■ **About this exercise**
State, as a bare number, how many lines below contain "miles".
───── Exercise data ─────
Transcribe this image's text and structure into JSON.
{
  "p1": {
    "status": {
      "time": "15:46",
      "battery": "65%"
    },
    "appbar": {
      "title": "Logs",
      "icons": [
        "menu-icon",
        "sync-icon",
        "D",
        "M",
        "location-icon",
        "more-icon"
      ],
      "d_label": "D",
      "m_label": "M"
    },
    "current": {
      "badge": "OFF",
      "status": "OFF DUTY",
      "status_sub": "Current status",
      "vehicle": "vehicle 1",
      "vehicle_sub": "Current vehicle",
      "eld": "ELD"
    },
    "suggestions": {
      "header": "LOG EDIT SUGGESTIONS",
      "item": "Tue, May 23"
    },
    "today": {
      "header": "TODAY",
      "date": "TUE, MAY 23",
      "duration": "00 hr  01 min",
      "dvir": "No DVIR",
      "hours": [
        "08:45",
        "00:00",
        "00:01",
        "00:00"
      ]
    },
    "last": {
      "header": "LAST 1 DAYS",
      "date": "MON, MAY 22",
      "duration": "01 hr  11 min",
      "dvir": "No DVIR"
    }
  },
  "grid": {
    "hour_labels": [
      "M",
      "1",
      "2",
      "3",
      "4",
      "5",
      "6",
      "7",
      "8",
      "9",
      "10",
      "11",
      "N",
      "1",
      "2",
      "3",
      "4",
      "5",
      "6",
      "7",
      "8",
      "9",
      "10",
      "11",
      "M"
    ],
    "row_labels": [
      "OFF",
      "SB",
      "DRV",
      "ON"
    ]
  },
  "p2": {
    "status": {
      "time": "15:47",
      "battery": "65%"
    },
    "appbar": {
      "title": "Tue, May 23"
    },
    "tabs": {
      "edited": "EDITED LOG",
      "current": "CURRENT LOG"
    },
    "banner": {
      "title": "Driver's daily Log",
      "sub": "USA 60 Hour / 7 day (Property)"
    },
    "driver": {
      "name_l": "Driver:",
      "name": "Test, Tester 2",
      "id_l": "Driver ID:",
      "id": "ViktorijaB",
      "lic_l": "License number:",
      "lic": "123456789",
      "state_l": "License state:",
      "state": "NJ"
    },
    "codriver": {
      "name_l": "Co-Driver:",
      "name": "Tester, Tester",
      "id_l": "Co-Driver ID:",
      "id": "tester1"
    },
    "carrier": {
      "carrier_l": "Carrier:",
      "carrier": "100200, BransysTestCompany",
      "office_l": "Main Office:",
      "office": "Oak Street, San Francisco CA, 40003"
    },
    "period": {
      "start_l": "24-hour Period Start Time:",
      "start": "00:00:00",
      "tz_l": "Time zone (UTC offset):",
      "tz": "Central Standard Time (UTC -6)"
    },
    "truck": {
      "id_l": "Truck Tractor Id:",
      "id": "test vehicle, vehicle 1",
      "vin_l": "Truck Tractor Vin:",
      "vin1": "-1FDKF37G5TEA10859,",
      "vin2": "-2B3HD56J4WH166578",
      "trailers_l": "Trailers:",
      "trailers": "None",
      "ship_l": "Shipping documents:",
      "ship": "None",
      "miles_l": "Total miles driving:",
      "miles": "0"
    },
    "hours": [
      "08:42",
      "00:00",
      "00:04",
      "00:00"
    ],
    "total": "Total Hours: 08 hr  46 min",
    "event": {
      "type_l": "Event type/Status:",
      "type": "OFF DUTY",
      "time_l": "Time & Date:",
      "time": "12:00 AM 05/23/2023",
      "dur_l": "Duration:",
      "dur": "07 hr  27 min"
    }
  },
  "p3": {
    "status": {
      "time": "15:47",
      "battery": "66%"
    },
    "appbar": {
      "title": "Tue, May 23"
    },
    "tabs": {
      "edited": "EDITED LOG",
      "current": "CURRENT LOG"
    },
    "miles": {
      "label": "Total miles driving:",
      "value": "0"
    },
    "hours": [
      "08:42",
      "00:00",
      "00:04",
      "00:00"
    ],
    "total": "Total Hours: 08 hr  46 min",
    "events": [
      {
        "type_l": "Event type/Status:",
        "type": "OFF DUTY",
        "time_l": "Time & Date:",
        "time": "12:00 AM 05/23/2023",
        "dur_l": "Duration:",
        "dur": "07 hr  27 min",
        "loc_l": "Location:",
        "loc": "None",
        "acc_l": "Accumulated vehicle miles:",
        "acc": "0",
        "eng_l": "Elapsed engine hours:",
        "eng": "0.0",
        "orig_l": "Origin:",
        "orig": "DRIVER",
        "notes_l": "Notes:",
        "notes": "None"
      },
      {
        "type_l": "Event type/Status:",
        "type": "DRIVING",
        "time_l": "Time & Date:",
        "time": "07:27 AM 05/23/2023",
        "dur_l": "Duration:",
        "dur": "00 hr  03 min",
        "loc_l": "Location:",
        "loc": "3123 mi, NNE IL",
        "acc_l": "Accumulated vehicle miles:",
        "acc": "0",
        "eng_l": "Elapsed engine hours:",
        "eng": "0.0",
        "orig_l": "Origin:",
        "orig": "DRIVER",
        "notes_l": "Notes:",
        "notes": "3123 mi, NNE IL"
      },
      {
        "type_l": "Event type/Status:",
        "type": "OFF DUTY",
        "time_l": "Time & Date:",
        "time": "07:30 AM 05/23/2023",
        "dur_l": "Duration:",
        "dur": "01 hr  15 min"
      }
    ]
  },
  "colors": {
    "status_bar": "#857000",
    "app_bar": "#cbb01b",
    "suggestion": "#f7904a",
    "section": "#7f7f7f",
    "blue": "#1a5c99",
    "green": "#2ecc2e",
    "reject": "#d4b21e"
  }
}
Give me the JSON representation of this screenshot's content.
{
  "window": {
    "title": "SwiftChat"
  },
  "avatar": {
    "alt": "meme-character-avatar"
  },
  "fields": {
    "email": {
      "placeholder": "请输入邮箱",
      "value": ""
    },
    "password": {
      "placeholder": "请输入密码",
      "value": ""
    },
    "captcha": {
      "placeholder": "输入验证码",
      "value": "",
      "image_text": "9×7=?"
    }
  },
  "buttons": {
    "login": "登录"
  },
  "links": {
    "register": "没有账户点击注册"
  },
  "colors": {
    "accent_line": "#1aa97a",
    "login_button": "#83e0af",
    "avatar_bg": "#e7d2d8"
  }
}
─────
■ **Exercise answer**
6